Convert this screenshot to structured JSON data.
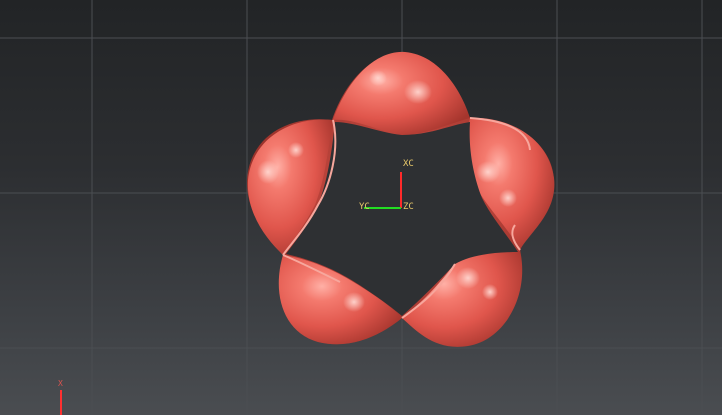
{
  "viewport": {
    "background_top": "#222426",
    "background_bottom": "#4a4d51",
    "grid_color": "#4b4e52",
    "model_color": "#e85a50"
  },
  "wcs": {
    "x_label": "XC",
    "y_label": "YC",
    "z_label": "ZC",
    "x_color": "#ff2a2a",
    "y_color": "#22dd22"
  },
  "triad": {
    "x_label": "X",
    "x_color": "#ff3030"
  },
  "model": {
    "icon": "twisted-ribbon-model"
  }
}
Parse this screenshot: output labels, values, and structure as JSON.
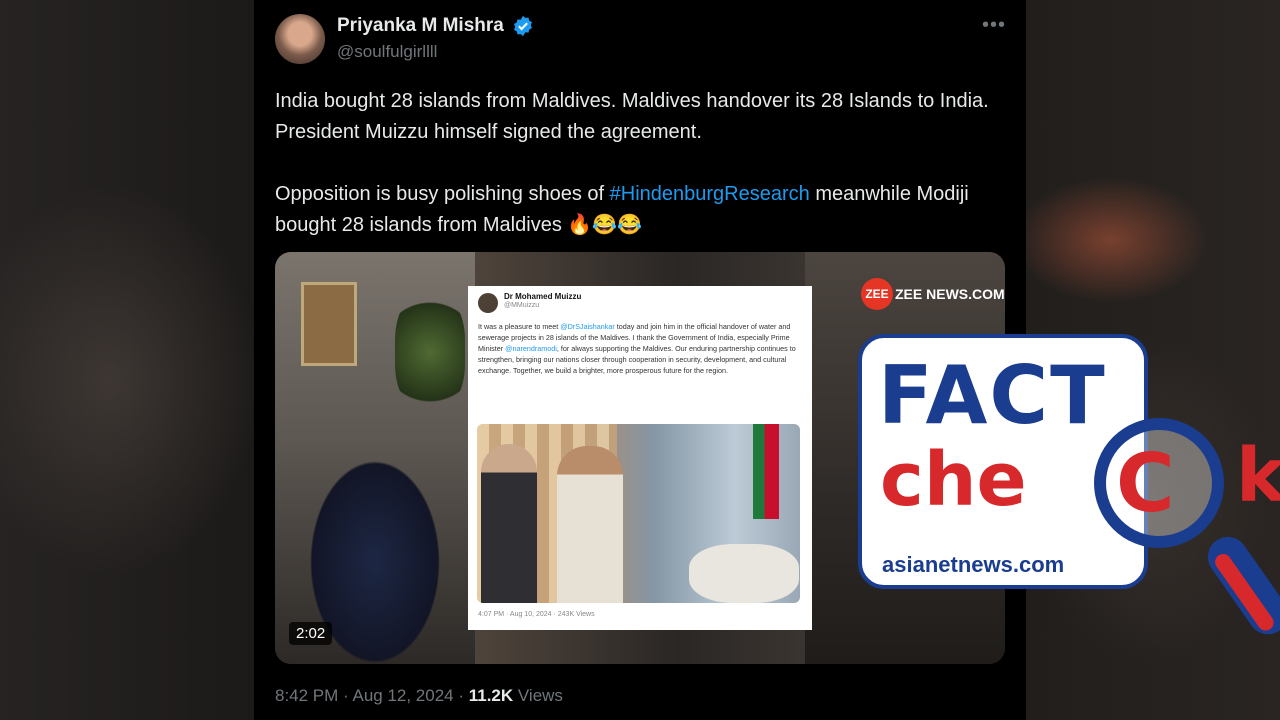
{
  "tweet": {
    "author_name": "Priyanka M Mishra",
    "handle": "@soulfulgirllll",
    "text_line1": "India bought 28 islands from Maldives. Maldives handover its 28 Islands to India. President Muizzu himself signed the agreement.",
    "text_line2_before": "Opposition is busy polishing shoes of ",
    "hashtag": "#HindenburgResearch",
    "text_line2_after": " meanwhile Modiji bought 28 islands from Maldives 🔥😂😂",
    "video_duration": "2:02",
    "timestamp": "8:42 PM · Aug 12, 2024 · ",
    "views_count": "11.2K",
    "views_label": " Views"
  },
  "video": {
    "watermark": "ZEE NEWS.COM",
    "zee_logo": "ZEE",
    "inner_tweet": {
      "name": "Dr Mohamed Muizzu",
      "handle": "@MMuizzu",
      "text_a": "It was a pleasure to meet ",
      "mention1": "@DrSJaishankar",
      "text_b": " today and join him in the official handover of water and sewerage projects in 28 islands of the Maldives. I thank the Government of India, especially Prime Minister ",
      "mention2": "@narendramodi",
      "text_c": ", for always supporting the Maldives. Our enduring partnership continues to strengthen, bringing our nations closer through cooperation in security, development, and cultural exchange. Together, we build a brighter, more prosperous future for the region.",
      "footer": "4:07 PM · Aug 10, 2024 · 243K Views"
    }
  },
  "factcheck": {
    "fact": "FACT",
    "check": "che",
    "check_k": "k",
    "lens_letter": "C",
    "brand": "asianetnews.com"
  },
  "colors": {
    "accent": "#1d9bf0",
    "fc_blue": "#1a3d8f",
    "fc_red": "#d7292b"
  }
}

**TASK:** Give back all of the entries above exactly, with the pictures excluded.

**EXERCISE RESPONSE:**
Convert this screenshot to structured JSON data.
{
  "viewport": {
    "background_top": "#222426",
    "background_bottom": "#4a4d51",
    "grid_color": "#4b4e52",
    "model_color": "#e85a50"
  },
  "wcs": {
    "x_label": "XC",
    "y_label": "YC",
    "z_label": "ZC",
    "x_color": "#ff2a2a",
    "y_color": "#22dd22"
  },
  "triad": {
    "x_label": "X",
    "x_color": "#ff3030"
  },
  "model": {
    "icon": "twisted-ribbon-model"
  }
}
Parse this screenshot: output labels, values, and structure as JSON.
{
  "tweet": {
    "author_name": "Priyanka M Mishra",
    "handle": "@soulfulgirllll",
    "text_line1": "India bought 28 islands from Maldives. Maldives handover its 28 Islands to India. President Muizzu himself signed the agreement.",
    "text_line2_before": "Opposition is busy polishing shoes of ",
    "hashtag": "#HindenburgResearch",
    "text_line2_after": " meanwhile Modiji bought 28 islands from Maldives 🔥😂😂",
    "video_duration": "2:02",
    "timestamp": "8:42 PM · Aug 12, 2024 · ",
    "views_count": "11.2K",
    "views_label": " Views"
  },
  "video": {
    "watermark": "ZEE NEWS.COM",
    "zee_logo": "ZEE",
    "inner_tweet": {
      "name": "Dr Mohamed Muizzu",
      "handle": "@MMuizzu",
      "text_a": "It was a pleasure to meet ",
      "mention1": "@DrSJaishankar",
      "text_b": " today and join him in the official handover of water and sewerage projects in 28 islands of the Maldives. I thank the Government of India, especially Prime Minister ",
      "mention2": "@narendramodi",
      "text_c": ", for always supporting the Maldives. Our enduring partnership continues to strengthen, bringing our nations closer through cooperation in security, development, and cultural exchange. Together, we build a brighter, more prosperous future for the region.",
      "footer": "4:07 PM · Aug 10, 2024 · 243K Views"
    }
  },
  "factcheck": {
    "fact": "FACT",
    "check": "che",
    "check_k": "k",
    "lens_letter": "C",
    "brand": "asianetnews.com"
  },
  "colors": {
    "accent": "#1d9bf0",
    "fc_blue": "#1a3d8f",
    "fc_red": "#d7292b"
  }
}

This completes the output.